What maps and charts can–and can’t–tell us about the spread of the pandemic

  • National dashboards now have county data
  • We need to shift our focus to changes in rates of growth at smaller geographies
  • South Korea shows its possible to do high-definition, point-mapping of Covid-19 cases

Since last week, when we wrote our first thoughts about the geographic spread of the Covid-19 virus, people around the globe have been doing a lot of work.  Here’s a quick synopsis of what we’ve seen.

National dashboards now have county data

Two of the leading US map resources (Johns Hopkins University and the New York Times) have both added county level data to their reporting.

The Johns Hopkins University Map of US Covid-19 infections has been expanded to allow a drill-down to county level data.

The New York Times now has a county-by-county listing of the number of Covid-19 cases for the nation.

 

At City Observatory, we computed county level prevalence rates for virus infections in the state’s with the highest levels of confirmed cases.

Data current as of 19 March 2020.

We should focus on the growth rate of cases

The real issue is the slope of the line, is it increasing or decreasing.  The conventional way this is presented, with the exponential curves of cumulative case counts is difficult to interpret. Several analysts instead started charting the five-day or seven-day moving average of the growth of infections. This provides us with the simplest clearest indication of whether we’re flattening the curve or not.

US States

Lyman Stone has, via twitter, charted the change of the growth rate. The important thing to pay attention to on this chart is not so much the level, but the slope:  if its heading down, that means that the rate of new cases is declining.  The bad news here is that the trend in New York, for example, is headed up.  Washington’s rate is nearly flat, which is a relatively good sign.

Italy

Michele Zanini has an excellent Tableau page documenting trends in Italy.  Again, with this chart, you want to see the lines sloping downward, which they are.

 

France

Gavin Chait has mapped the incidence of cases in France by region, and computed the growth rate. (Chait’s estimates of growth rates and doubling times for cases are shown in tabular, rather than graphic form, so we haven’t reproduced them here).

High definition mapping: South Korea does it best

In our commentary last week, we said that the Covid-19 pandemic calls out for the kind of neighborhood-level geographic mapping that John Snow used in London in the 1850s to pin down the source of the city’s typhoid epidemic. The most detailed map of the disease anywhere comes from Korea, where address-level data on the incidence of disease is compiled by public health officials.  This map shows the locations of Covid-19 cases in metropolitan Seoul; the dots are color-coded to show the recency of diagnosis:  red dots are less than 24 hours old, yellow dots are up to four days old, and green dots are 4-9 days old.

(Hat tip to CityFix for flagging this site).

County-level Incidence Mapping
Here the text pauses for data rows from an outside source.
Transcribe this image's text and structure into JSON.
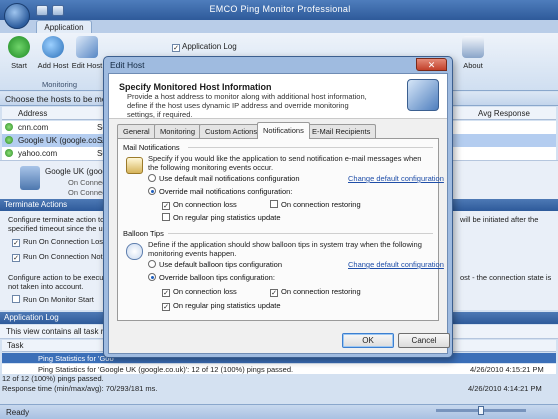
{
  "app": {
    "title": "EMCO Ping Monitor Professional",
    "ribbon_tab": "Application",
    "buttons": {
      "start": "Start",
      "add_host": "Add Host",
      "edit_host": "Edit Host",
      "about": "About"
    },
    "application_log_check": "Application Log",
    "group_monitoring": "Monitoring"
  },
  "hosts": {
    "header": "Choose the hosts to be monitored",
    "columns": {
      "address": "Address",
      "avg_response": "Avg Response"
    },
    "rows": [
      {
        "name": "cnn.com",
        "status": "Se"
      },
      {
        "name": "Google UK (google.co...",
        "status": "Se"
      },
      {
        "name": "yahoo.com",
        "status": "Se"
      }
    ],
    "card": {
      "name": "Google UK (google.co...",
      "line1": "On Connection",
      "line2": "On Connection"
    }
  },
  "terminate": {
    "title": "Terminate Actions",
    "line1": "Configure terminate action to b",
    "line1_right": "will be initiated after the",
    "line2": "specified timeout since the unm",
    "check1": "Run On Connection Lost",
    "check2": "Run On Connection Not Re",
    "line3": "Configure action to be executed",
    "line3_right": "ost - the connection state is",
    "line4": "not taken into account.",
    "check3": "Run On Monitor Start"
  },
  "log": {
    "title": "Application Log",
    "info": "This view contains all task re",
    "col_task": "Task",
    "rows": [
      {
        "text": "Ping Statistics for 'Goo",
        "time": "",
        "selected": true
      },
      {
        "text": "Ping Statistics for 'Google UK (google.co.uk)'",
        "time": "4/26/2010 4:15:21 PM",
        "selected": false
      }
    ],
    "row2_detail": "Ping Statistics for 'Google UK (google.co.uk)': 12 of 12 (100%) pings passed.",
    "detail1": "12 of 12 (100%) pings passed.",
    "detail2": "Response time (min/max/avg): 70/293/181 ms.",
    "time3": "4/26/2010 4:14:21 PM"
  },
  "status": {
    "left": "Ready"
  },
  "dialog": {
    "title": "Edit Host",
    "heading": "Specify Monitored Host Information",
    "subtitle": "Provide a host address to monitor along with additional host information, define if the host uses dynamic IP address and override monitoring settings, if required.",
    "tabs": [
      "General",
      "Monitoring",
      "Custom Actions",
      "Notifications",
      "E-Mail Recipients"
    ],
    "active_tab": "Notifications",
    "mail": {
      "title": "Mail Notifications",
      "desc": "Specify if you would like the application to send notification e-mail messages when the following monitoring events occur.",
      "use_default": "Use default mail notifications configuration",
      "change_link": "Change default configuration",
      "override": "Override mail notifications configuration:",
      "on_loss": "On connection loss",
      "on_restoring": "On connection restoring",
      "on_stats": "On regular ping statistics update"
    },
    "balloon": {
      "title": "Balloon Tips",
      "desc": "Define if the application should show balloon tips in system tray when the following monitoring events happen.",
      "use_default": "Use default balloon tips configuration",
      "change_link": "Change default configuration",
      "override": "Override balloon tips configuration:",
      "on_loss": "On connection loss",
      "on_restoring": "On connection restoring",
      "on_stats": "On regular ping statistics update"
    },
    "ok": "OK",
    "cancel": "Cancel",
    "close_glyph": "✕"
  }
}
The closest we come to the Korean neighborhood-scale maps are estimates of the prevalence of Covid-19 by county. The Columbia Missourian has used Tableau with state health department data to compute the number of Covid-19 cases per 100,000 population for Missouri Counties:

Maps and Charts, or Words?

ESRI’s Ken Field has some very smart advice on how to make informative maps about Covid-19.  Looking at maps of China drawn almost a month ago, he warned that mapping common mapping approaches may obscure more than they reveal:

Often, the simplest techniques, done well, provide a sound cartographic approach. The key to informing is to work with the data and to not imbue it with misguided or sensationalist data processing or symbology, and to deal with some of the cartographic problems different techniques are known for. And what are the key points? As of 24th February:

  • Hubei has 111 cases per 100,000 people (0.1% of the population);
  • everywhere else in China is less than 2.5 cases per 100,000 people;
  • for other countries reporting cases, the rate is even lower; and
  • maps mediate the message to a greater or lesser extent, and some that appear well-intentioned are often unhelpful.

Maybe words are all that’s needed? But if you’re going to make a map, think about these key aspects, pick a technique that supports the telling of that story, process the data and choose symbols that are suitable, and avoid making a map that misguides, misinforms . . .

Accurately understanding and communicating the spread of the Covid-19 virus is going to be difficult, but is essential to getting the widespread support for the measures needed to defeat this pandemic.